## ACTIVITY
The complete listing should be copied out exactly.

## PROVIDED MATERIAL

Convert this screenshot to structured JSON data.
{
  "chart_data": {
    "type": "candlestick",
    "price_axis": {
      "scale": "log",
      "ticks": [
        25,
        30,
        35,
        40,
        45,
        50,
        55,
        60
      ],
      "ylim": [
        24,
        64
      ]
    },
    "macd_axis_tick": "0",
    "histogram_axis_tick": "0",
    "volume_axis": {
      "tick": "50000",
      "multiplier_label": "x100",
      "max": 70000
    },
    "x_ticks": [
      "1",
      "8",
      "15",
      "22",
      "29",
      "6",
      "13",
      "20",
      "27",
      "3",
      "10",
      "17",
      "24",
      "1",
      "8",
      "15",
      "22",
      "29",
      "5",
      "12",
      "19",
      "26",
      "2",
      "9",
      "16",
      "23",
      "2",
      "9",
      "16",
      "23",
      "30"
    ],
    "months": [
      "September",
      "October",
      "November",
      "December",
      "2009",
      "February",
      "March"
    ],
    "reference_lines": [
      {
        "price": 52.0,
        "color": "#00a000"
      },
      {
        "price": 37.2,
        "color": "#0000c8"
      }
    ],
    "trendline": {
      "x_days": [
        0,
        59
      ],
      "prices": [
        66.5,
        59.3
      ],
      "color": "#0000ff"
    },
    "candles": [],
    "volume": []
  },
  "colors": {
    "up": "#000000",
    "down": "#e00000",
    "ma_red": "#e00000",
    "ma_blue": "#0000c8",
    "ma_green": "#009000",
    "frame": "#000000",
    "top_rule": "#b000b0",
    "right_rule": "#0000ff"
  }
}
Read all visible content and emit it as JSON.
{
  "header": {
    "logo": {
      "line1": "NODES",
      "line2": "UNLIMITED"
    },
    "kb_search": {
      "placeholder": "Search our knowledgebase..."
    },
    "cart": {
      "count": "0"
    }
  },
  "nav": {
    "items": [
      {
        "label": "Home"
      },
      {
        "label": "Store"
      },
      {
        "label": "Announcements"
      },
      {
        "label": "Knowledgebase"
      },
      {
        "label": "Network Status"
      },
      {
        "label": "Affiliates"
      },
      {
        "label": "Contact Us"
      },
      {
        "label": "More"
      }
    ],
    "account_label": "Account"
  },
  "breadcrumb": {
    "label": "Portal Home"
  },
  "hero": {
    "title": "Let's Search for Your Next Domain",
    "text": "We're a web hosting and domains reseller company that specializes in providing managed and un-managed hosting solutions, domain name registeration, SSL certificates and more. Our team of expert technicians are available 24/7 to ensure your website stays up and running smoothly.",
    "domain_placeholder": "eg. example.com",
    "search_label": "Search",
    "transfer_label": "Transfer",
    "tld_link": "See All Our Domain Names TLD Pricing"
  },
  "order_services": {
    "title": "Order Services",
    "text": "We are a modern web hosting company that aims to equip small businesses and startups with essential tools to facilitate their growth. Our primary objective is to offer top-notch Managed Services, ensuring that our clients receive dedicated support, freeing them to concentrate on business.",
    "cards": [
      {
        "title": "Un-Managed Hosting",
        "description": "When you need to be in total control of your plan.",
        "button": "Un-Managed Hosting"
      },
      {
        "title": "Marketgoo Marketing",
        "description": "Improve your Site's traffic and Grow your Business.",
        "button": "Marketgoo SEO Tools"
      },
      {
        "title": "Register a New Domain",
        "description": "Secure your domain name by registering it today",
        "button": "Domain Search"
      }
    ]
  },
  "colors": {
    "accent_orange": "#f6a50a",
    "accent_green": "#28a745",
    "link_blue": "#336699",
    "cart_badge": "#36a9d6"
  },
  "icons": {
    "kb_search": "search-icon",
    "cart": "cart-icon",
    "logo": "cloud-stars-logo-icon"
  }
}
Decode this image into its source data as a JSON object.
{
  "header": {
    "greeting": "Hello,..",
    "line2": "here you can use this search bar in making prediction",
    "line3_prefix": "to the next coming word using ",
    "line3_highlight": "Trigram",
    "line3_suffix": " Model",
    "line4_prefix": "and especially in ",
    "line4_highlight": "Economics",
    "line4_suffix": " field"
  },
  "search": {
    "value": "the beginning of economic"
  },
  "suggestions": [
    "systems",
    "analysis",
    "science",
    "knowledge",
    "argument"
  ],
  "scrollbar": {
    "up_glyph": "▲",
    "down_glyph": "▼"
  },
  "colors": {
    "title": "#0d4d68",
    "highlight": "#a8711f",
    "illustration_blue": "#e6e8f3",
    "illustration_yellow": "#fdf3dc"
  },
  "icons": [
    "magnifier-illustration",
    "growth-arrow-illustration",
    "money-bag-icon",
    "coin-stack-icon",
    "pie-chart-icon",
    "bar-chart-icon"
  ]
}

## FINAL ANSWER
Convert this screenshot to structured JSON data.
{
  "chart_data": {
    "type": "candlestick",
    "price_axis": {
      "scale": "log",
      "ticks": [
        25,
        30,
        35,
        40,
        45,
        50,
        55,
        60
      ],
      "ylim": [
        24,
        64
      ]
    },
    "macd_axis_tick": "0",
    "histogram_axis_tick": "0",
    "volume_axis": {
      "tick": "50000",
      "multiplier_label": "x100",
      "max": 70000
    },
    "x_ticks": [
      "1",
      "8",
      "15",
      "22",
      "29",
      "6",
      "13",
      "20",
      "27",
      "3",
      "10",
      "17",
      "24",
      "1",
      "8",
      "15",
      "22",
      "29",
      "5",
      "12",
      "19",
      "26",
      "2",
      "9",
      "16",
      "23",
      "2",
      "9",
      "16",
      "23",
      "30"
    ],
    "months": [
      "September",
      "October",
      "November",
      "December",
      "2009",
      "February",
      "March"
    ],
    "reference_lines": [
      {
        "price": 52.0,
        "color": "#00a000"
      },
      {
        "price": 37.2,
        "color": "#0000c8"
      }
    ],
    "trendline": {
      "x_days": [
        0,
        59
      ],
      "prices": [
        66.5,
        59.3
      ],
      "color": "#0000ff"
    },
    "candles": [],
    "volume": []
  },
  "colors": {
    "up": "#000000",
    "down": "#e00000",
    "ma_red": "#e00000",
    "ma_blue": "#0000c8",
    "ma_green": "#009000",
    "frame": "#000000",
    "top_rule": "#b000b0",
    "right_rule": "#0000ff"
  }
}
Read all visible content and emit it as JSON.
{
  "header": {
    "logo": {
      "line1": "NODES",
      "line2": "UNLIMITED"
    },
    "kb_search": {
      "placeholder": "Search our knowledgebase..."
    },
    "cart": {
      "count": "0"
    }
  },
  "nav": {
    "items": [
      {
        "label": "Home"
      },
      {
        "label": "Store"
      },
      {
        "label": "Announcements"
      },
      {
        "label": "Knowledgebase"
      },
      {
        "label": "Network Status"
      },
      {
        "label": "Affiliates"
      },
      {
        "label": "Contact Us"
      },
      {
        "label": "More"
      }
    ],
    "account_label": "Account"
  },
  "breadcrumb": {
    "label": "Portal Home"
  },
  "hero": {
    "title": "Let's Search for Your Next Domain",
    "text": "We're a web hosting and domains reseller company that specializes in providing managed and un-managed hosting solutions, domain name registeration, SSL certificates and more. Our team of expert technicians are available 24/7 to ensure your website stays up and running smoothly.",
    "domain_placeholder": "eg. example.com",
    "search_label": "Search",
    "transfer_label": "Transfer",
    "tld_link": "See All Our Domain Names TLD Pricing"
  },
  "order_services": {
    "title": "Order Services",
    "text": "We are a modern web hosting company that aims to equip small businesses and startups with essential tools to facilitate their growth. Our primary objective is to offer top-notch Managed Services, ensuring that our clients receive dedicated support, freeing them to concentrate on business.",
    "cards": [
      {
        "title": "Un-Managed Hosting",
        "description": "When you need to be in total control of your plan.",
        "button": "Un-Managed Hosting"
      },
      {
        "title": "Marketgoo Marketing",
        "description": "Improve your Site's traffic and Grow your Business.",
        "button": "Marketgoo SEO Tools"
      },
      {
        "title": "Register a New Domain",
        "description": "Secure your domain name by registering it today",
        "button": "Domain Search"
      }
    ]
  },
  "colors": {
    "accent_orange": "#f6a50a",
    "accent_green": "#28a745",
    "link_blue": "#336699",
    "cart_badge": "#36a9d6"
  },
  "icons": {
    "kb_search": "search-icon",
    "cart": "cart-icon",
    "logo": "cloud-stars-logo-icon"
  }
}
Decode this image into its source data as a JSON object.
{
  "header": {
    "greeting": "Hello,..",
    "line2": "here you can use this search bar in making prediction",
    "line3_prefix": "to the next coming word using ",
    "line3_highlight": "Trigram",
    "line3_suffix": " Model",
    "line4_prefix": "and especially in ",
    "line4_highlight": "Economics",
    "line4_suffix": " field"
  },
  "search": {
    "value": "the beginning of economic"
  },
  "suggestions": [
    "systems",
    "analysis",
    "science",
    "knowledge",
    "argument"
  ],
  "scrollbar": {
    "up_glyph": "▲",
    "down_glyph": "▼"
  },
  "colors": {
    "title": "#0d4d68",
    "highlight": "#a8711f",
    "illustration_blue": "#e6e8f3",
    "illustration_yellow": "#fdf3dc"
  },
  "icons": [
    "magnifier-illustration",
    "growth-arrow-illustration",
    "money-bag-icon",
    "coin-stack-icon",
    "pie-chart-icon",
    "bar-chart-icon"
  ]
}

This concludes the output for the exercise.